It is reasonable to believe that migration will grow most in those countries in which the fecundity rate falls and the education level rises the most. Until now, except for areas expelling population due to armed conflict, emigration has not been determined either by growth in the population in general or in the active population in particular; it depends on the economic circumstances of each individual country. Although Africa’s metropolises will absorb some of the continent’s expanding population, subsequently, this progression may lead to migrations towards Europe, amongst other destinations, in which women may play a leading role as a consequence of the increase in their levels of education. Those in Europe thinking of a Marshall Plan to curb migration may find that, in the short and medium term, economic development may prove to be an incentive behind migratory movements and will only in the long term act to hold back the population. It would be better to think of co-development plans that are not based on neo-colonialism or political manoeuvring as the backbone of Europe’s migration policy. A policy based on curbing migratory flows may turn out to be one of the worst self-fulfilling prophecies we will have to deal with over the course of the next thirty years.

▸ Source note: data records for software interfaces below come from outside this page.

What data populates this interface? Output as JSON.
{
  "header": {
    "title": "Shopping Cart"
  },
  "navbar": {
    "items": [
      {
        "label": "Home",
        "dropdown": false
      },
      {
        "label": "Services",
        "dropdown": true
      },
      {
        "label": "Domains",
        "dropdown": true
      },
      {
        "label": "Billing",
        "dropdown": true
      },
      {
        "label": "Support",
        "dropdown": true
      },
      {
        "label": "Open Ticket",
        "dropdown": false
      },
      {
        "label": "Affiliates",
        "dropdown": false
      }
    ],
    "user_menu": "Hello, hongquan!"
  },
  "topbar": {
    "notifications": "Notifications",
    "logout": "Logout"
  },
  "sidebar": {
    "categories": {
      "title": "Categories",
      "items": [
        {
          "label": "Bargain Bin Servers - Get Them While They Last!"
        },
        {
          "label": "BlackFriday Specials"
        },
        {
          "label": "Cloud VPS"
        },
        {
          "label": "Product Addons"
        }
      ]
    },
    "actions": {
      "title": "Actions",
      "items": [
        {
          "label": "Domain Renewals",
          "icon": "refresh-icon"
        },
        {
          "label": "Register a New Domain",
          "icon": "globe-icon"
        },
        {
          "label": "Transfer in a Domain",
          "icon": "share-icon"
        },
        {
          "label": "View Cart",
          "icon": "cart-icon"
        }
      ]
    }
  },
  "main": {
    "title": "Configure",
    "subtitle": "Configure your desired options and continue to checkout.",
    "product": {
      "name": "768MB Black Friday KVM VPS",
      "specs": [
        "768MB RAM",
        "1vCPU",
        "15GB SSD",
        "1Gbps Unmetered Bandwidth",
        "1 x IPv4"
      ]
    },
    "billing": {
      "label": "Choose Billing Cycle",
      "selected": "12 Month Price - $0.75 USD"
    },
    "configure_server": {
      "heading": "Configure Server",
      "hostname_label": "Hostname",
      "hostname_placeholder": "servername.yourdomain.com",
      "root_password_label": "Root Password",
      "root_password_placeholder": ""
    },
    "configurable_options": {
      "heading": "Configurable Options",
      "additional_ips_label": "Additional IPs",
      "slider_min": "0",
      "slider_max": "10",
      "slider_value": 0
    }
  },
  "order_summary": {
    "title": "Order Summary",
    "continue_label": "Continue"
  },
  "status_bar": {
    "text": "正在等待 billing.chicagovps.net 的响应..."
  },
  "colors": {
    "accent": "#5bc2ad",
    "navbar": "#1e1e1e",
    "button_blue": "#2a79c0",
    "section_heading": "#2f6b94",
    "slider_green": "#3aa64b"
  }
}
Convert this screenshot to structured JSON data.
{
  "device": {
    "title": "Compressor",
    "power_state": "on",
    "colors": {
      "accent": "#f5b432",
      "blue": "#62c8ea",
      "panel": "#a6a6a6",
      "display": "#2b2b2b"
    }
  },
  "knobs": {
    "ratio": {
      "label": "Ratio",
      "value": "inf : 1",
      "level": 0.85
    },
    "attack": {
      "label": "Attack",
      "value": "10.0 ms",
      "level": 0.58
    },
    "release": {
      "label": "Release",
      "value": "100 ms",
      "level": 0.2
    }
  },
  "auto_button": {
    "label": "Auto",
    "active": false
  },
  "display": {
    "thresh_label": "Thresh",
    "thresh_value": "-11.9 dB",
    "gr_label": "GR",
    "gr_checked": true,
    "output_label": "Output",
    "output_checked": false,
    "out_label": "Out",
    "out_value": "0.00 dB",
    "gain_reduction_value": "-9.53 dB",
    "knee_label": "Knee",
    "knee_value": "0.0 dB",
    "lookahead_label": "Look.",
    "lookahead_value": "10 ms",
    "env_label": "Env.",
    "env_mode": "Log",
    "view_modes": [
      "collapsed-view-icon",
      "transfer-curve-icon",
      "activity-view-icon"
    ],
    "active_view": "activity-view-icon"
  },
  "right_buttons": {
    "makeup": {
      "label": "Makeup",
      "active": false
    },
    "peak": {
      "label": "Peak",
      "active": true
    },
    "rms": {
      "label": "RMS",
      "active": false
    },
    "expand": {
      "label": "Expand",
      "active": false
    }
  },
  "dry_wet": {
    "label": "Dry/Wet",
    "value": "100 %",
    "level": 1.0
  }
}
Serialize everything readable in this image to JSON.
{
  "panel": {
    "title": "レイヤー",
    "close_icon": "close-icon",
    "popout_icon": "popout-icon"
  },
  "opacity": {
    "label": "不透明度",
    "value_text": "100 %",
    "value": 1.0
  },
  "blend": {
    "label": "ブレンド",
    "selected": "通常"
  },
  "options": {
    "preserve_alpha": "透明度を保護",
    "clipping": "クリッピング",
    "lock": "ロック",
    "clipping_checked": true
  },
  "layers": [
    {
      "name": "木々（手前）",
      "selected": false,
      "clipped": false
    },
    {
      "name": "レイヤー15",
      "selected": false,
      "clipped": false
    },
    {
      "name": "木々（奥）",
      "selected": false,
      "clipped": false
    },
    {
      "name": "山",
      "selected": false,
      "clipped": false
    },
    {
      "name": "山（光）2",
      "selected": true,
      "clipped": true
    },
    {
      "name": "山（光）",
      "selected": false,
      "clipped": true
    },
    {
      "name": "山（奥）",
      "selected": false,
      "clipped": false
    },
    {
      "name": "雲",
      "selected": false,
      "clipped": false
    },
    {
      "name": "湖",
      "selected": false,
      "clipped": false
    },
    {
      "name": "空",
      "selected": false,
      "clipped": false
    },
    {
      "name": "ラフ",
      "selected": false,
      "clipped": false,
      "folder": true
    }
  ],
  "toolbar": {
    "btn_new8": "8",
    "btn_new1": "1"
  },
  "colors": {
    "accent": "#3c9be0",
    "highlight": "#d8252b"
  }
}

In the countries of Europe, most particularly those of its South, the challenge faced is not how to stem the oncoming tide of African migrations, but how to modernise production systems, and also redistribution policies so as not to condemn a large proportion of their populations to obsolescence, and how to open up democracies so they are capable of redefining the demos in accordance with complex reproduction systems, in which migrations will mark the direction of demographic trends. The contribution of young, educated Africans, not only the continent’s graduates, could be leveraged to expedite these changes.


Andreu Domingo

Andreu Domingo is a demographer. He is the Deputy Director of the Center for Demographic Studies, Doctor of Sociology and associate professor at the Geography Department of the Autonomous University of Barcelona (UAB). His research is focused on the field of international migrations.